Bashir delegated his powers and authority as head of the ruling National Congress Party to its deputy head, Ahmed Mohamed Haroun, on Friday until the party’s next general conference, the party said in a statement.

Haroun, wanted by the International Criminal Court for alleged war crimes committed in Darfur, was elected by the National Congress Party as deputy head this week. He was governor of North Kordofan state.

The decision comes after a week of measures aimed at combating an unprecedented wave of protests threatening Bashir’s three-decade rule, including a nationwide state of emergency, sacking governors of Sudan’s 18 states and replacing them with military and security officials.

The protests, initially over high bread prices, took place almost every day since December 19 and developed into the most sustained challenge Bashir has faced.
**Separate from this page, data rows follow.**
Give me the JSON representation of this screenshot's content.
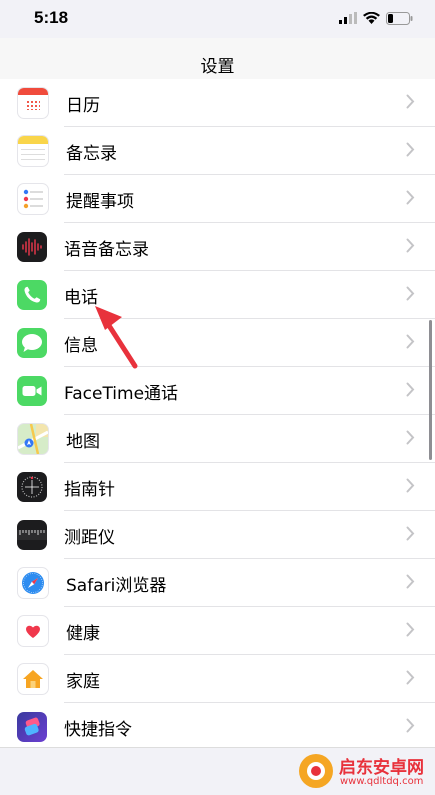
{
  "status": {
    "time": "5:18"
  },
  "nav": {
    "title": "设置"
  },
  "items": [
    {
      "label": "日历",
      "icon": "calendar-icon"
    },
    {
      "label": "备忘录",
      "icon": "notes-icon"
    },
    {
      "label": "提醒事项",
      "icon": "reminders-icon"
    },
    {
      "label": "语音备忘录",
      "icon": "voice-memos-icon"
    },
    {
      "label": "电话",
      "icon": "phone-icon"
    },
    {
      "label": "信息",
      "icon": "messages-icon"
    },
    {
      "label": "FaceTime通话",
      "icon": "facetime-icon"
    },
    {
      "label": "地图",
      "icon": "maps-icon"
    },
    {
      "label": "指南针",
      "icon": "compass-icon"
    },
    {
      "label": "测距仪",
      "icon": "measure-icon"
    },
    {
      "label": "Safari浏览器",
      "icon": "safari-icon"
    },
    {
      "label": "健康",
      "icon": "health-icon"
    },
    {
      "label": "家庭",
      "icon": "home-icon"
    },
    {
      "label": "快捷指令",
      "icon": "shortcuts-icon"
    }
  ],
  "watermark": {
    "name": "启东安卓网",
    "url": "www.qdltdq.com"
  },
  "colors": {
    "accent_arrow": "#e8323c",
    "chevron": "#c4c4c7"
  }
}
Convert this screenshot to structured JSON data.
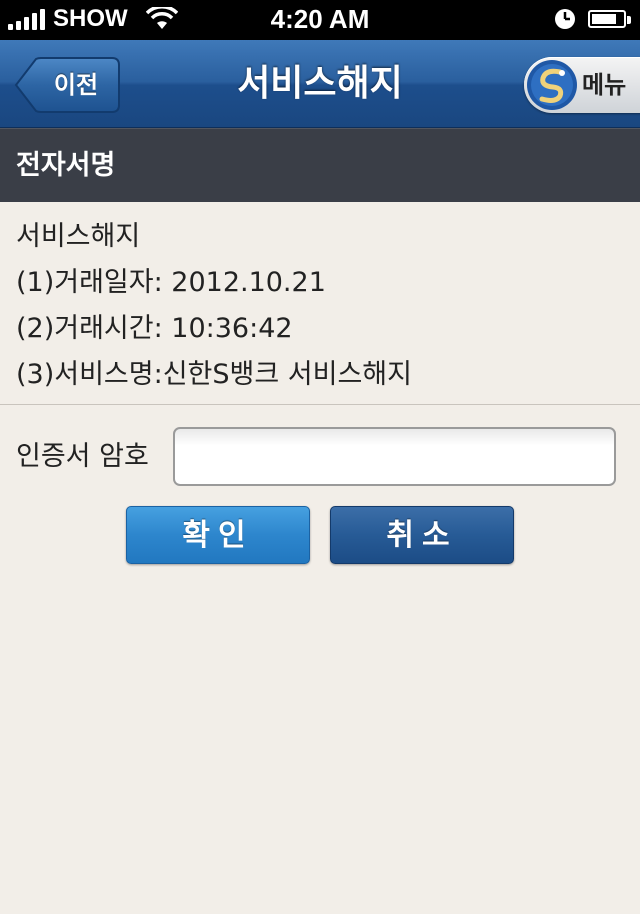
{
  "status_bar": {
    "carrier": "SHOW",
    "time": "4:20 AM"
  },
  "nav": {
    "back_label": "이전",
    "title": "서비스해지",
    "menu_label": "메뉴"
  },
  "section": {
    "title": "전자서명"
  },
  "info": {
    "lines": [
      "서비스해지",
      "(1)거래일자: 2012.10.21",
      "(2)거래시간: 10:36:42",
      "(3)서비스명:신한S뱅크 서비스해지"
    ]
  },
  "password": {
    "label": "인증서 암호",
    "value": "",
    "placeholder": ""
  },
  "buttons": {
    "confirm_label": "확인",
    "cancel_label": "취소"
  },
  "colors": {
    "nav_bar": "#2a5f9e",
    "section_header": "#3a3e47",
    "background": "#f2eee8",
    "confirm_button": "#2d86cd",
    "cancel_button": "#275b96"
  },
  "icons": {
    "signal": "signal-icon",
    "wifi": "wifi-icon",
    "lock": "orientation-lock-icon",
    "battery": "battery-icon",
    "back": "back-arrow-icon",
    "logo": "shinhan-logo-icon"
  }
}
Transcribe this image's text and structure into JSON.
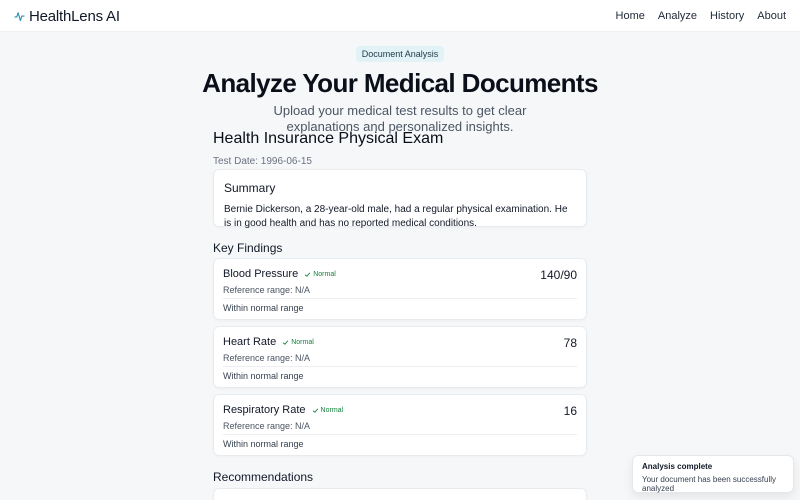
{
  "header": {
    "brand": "HealthLens AI",
    "nav": [
      "Home",
      "Analyze",
      "History",
      "About"
    ]
  },
  "hero": {
    "pill": "Document Analysis",
    "title": "Analyze Your Medical Documents",
    "subtitle": "Upload your medical test results to get clear explanations and personalized insights."
  },
  "exam": {
    "title": "Health Insurance Physical Exam",
    "date": "Test Date: 1996-06-15"
  },
  "summary": {
    "heading": "Summary",
    "text": "Bernie Dickerson, a 28-year-old male, had a regular physical examination. He is in good health and has no reported medical conditions."
  },
  "key_findings": {
    "heading": "Key Findings",
    "items": [
      {
        "name": "Blood Pressure",
        "status": "Normal",
        "value": "140/90",
        "reference": "Reference range: N/A",
        "note": "Within normal range"
      },
      {
        "name": "Heart Rate",
        "status": "Normal",
        "value": "78",
        "reference": "Reference range: N/A",
        "note": "Within normal range"
      },
      {
        "name": "Respiratory Rate",
        "status": "Normal",
        "value": "16",
        "reference": "Reference range: N/A",
        "note": "Within normal range"
      }
    ]
  },
  "recommendations": {
    "heading": "Recommendations"
  },
  "toast": {
    "title": "Analysis complete",
    "message": "Your document has been successfully analyzed"
  },
  "colors": {
    "brand_icon": "#2d8fb0",
    "normal_badge": "#15803d",
    "pill_bg": "#e1f3f7",
    "page_bg": "#f5f7f9"
  },
  "icons": {
    "brand": "heartbeat-pulse-icon",
    "status": "check-icon"
  }
}
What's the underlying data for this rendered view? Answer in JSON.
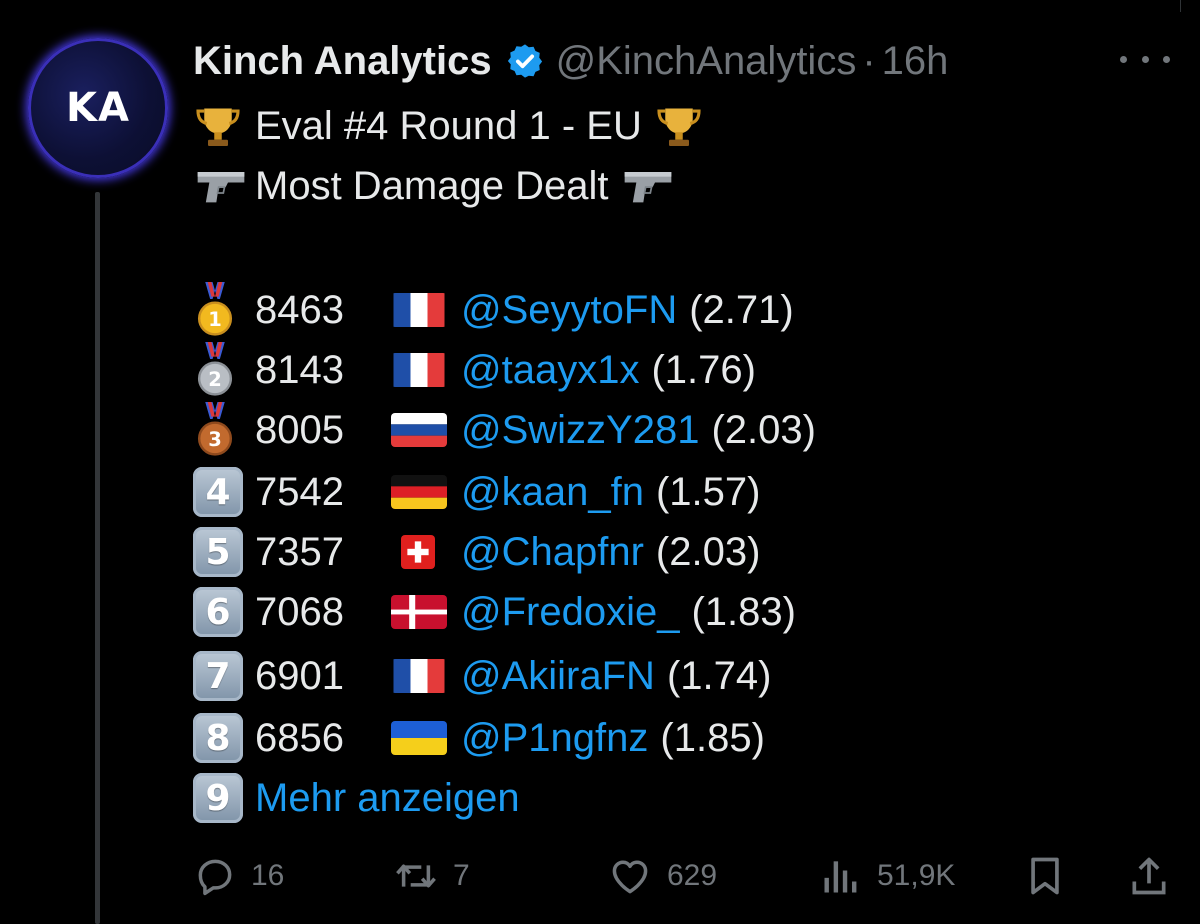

As well as tear gas, security forces have used live ammunition. At least 33 people have been killed, according to official statistics, including three security personnel.

Protesters believe the toll is significantly higher.

On Thursday, crowds gathered in and around Khartoum in the first protests since Bashir set up special tribunals. They were heeding a call by the Sudanese Professionals’ Association, the main protest organiser, to challenge establishment of the courts.

Over 800 people were sent for trial, the Democratic Alliance of Lawyers, part of the Sudanese Professionals’ Association, said in a statement. Trials continued late into the night, with verdicts ranging from releases to jail time.

Security forces fired tear gas at about 400 protesters at Omdurman grand market. Protesters chanted an anti-Bashir slogan: “Down, that’s it”.

Police confronted hundreds more with tear gas in the Wad Nubawi neighbourhood of Omdurman, witnesses said.

Bashir, who came to power in a 1989 Islamist-backed military coup, declared a state of emergency last Friday and sacked state governors, replacing them with military and security officials.

On Monday, he issued a raft of edicts banning unlicensed public gatherings and awarding tough new powers to police. The new courts, as well as emergency prosecutors, were established across every Sudanese state on Tuesday.

Security forces can now search any building, restrict movement of people and public transport, arrest individuals suspected of a crime related to the state of emergency and seize assets or property during investigations.

‘REGIME OF TYRANNY’

“Tomorrow is the day we deliver our voice clearly to the regime of corruption and tyranny, the will of the people will not break,” the Sudanese Professionals’ Association said on the eve of Thursday’s rallies.

About 250 people protested on Sahafa Zalat Street, one of the capital’s main arteries. Police fired tear gas after demonstrators tried to block side streets using stones and burning tyres to prevent security forces chasing them.

Protesters chanted “Revolution is the people’s choice” and other slogans with some carrying Sudanese flags. Women ululated as passing cars hooted in support.

Police fired tear gas at protesters on Sitteen Street and in Khartoum’s low-income area Al-Daim and the Shambat neighbourhood of Khartoum North, witnesses said.

Bashir blames the protests on foreign “agents” and challenges rivals to seek power through elections.

When the state of emergency was declared, Bashir called on parliament to postpone constitutional amendments that would let him seek another term in a 2020 vote.